EXERCISE - Check every line below for the string "ayer". Copy the ones that have it.

MATERIAL PROVIDED -

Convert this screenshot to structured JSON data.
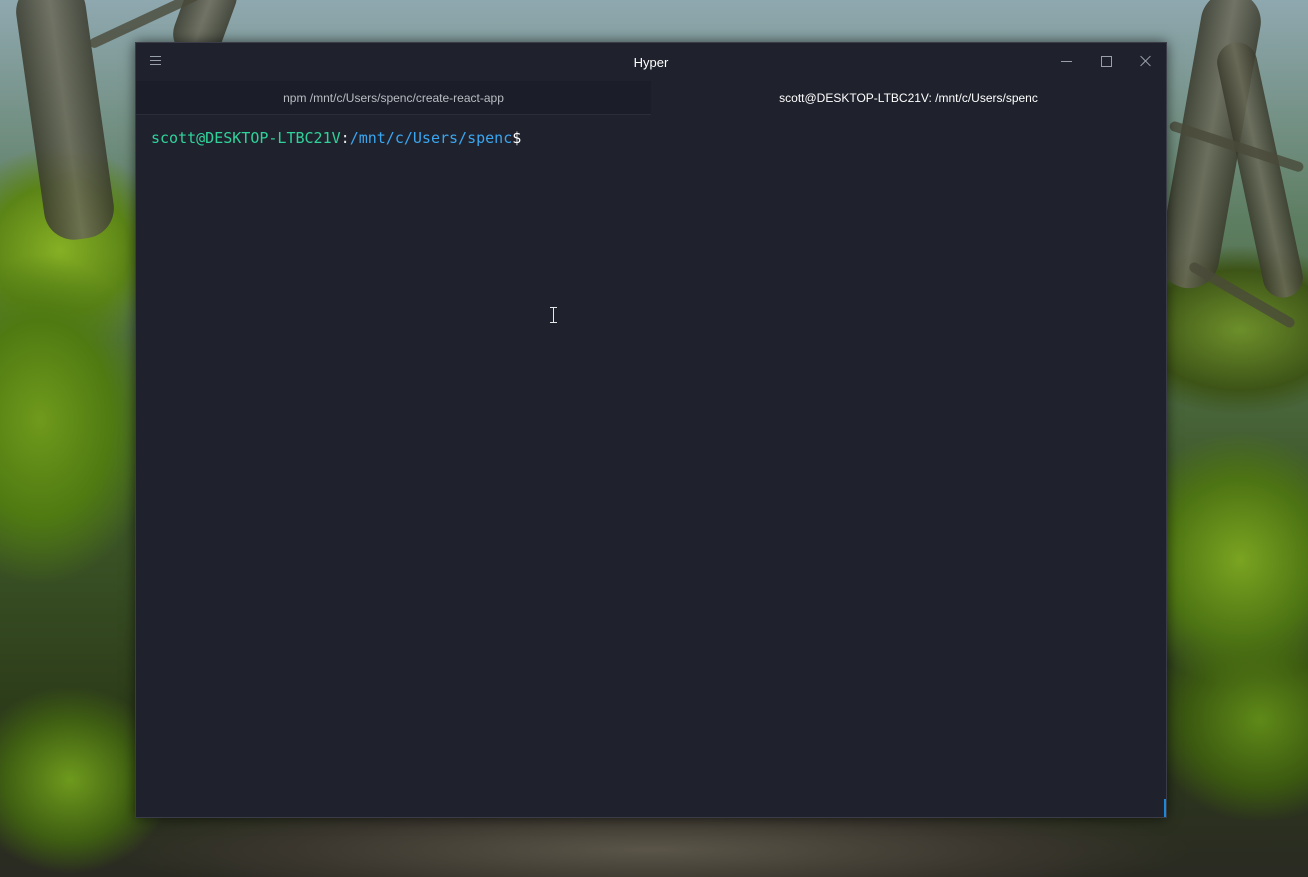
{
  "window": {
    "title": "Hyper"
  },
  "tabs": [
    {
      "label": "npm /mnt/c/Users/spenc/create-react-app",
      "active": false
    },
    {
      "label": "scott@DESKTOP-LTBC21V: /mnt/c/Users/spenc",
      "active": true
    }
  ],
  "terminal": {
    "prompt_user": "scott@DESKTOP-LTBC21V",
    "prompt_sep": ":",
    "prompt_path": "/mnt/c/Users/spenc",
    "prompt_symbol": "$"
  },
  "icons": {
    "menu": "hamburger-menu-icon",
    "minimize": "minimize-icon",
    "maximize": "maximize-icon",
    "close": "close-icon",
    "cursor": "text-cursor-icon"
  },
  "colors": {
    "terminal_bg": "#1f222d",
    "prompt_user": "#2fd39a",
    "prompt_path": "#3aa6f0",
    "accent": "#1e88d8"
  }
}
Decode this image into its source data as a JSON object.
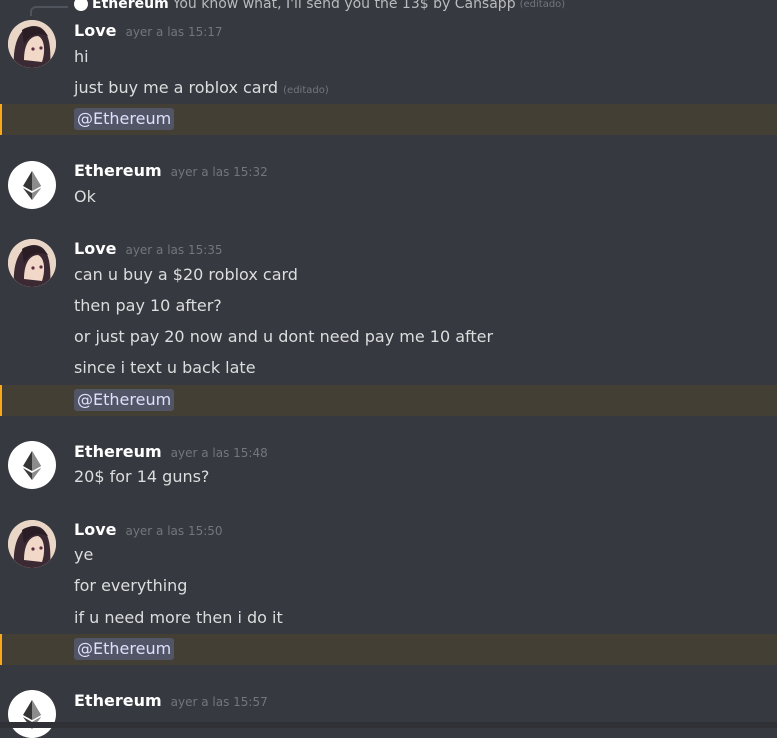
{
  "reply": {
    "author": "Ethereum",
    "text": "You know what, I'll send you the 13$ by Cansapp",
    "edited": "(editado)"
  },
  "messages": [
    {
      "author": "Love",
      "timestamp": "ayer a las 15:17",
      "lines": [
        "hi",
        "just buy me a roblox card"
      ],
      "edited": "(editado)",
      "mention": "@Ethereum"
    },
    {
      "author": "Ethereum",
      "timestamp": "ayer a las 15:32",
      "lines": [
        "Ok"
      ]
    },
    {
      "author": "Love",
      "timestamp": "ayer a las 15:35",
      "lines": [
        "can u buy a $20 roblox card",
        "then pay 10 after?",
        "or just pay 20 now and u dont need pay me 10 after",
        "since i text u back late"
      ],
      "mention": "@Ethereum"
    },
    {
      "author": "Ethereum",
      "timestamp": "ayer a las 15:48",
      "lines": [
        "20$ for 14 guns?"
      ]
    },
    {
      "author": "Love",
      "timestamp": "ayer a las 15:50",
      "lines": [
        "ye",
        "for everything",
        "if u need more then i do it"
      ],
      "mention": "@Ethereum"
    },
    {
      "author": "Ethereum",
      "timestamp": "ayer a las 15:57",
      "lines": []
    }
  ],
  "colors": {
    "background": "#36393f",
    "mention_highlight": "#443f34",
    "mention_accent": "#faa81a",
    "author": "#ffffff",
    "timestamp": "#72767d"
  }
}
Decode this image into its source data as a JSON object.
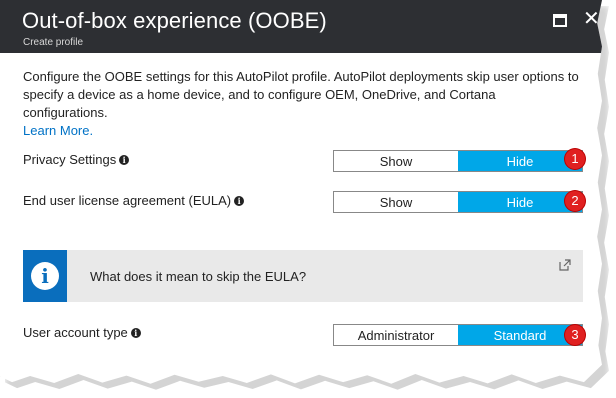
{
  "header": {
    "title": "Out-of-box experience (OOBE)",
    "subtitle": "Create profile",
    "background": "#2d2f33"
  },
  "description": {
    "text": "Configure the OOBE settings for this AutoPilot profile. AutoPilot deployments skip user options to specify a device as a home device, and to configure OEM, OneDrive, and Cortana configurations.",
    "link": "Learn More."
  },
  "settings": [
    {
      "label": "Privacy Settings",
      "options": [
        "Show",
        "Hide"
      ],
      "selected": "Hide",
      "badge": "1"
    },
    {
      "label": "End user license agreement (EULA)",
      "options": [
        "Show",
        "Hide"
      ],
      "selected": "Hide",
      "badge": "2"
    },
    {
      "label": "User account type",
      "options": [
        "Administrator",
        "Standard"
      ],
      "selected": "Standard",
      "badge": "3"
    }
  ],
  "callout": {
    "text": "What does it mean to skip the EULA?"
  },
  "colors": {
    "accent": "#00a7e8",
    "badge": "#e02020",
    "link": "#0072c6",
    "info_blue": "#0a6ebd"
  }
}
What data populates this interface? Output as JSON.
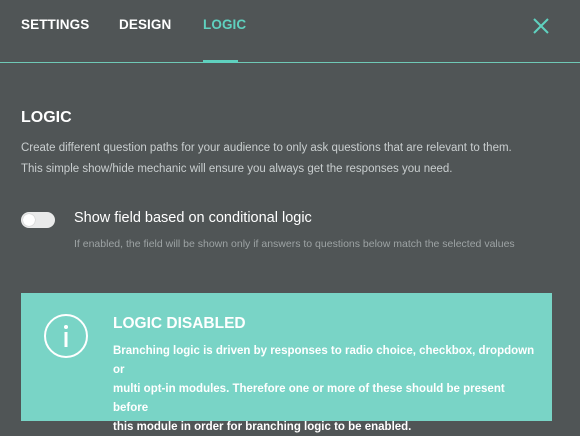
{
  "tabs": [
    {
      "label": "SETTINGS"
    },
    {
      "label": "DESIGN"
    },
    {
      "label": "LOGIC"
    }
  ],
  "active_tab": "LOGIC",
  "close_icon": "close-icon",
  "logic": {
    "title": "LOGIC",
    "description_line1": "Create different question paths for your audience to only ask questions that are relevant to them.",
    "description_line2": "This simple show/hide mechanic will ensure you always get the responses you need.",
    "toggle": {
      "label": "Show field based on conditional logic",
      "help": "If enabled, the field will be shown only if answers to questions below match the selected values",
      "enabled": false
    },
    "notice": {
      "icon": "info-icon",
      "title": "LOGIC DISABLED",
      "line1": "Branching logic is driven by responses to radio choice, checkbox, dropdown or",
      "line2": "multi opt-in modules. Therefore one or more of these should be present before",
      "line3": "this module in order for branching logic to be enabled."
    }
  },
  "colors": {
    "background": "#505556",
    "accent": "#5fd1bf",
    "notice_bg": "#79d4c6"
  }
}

ANSWER SECTION -
      "timestamp": "ayer a las 15:17",
      "timestamp": "ayer a las 15:32",
      "timestamp": "ayer a las 15:35",
      "timestamp": "ayer a las 15:48",
      "timestamp": "ayer a las 15:50",
      "timestamp": "ayer a las 15:57",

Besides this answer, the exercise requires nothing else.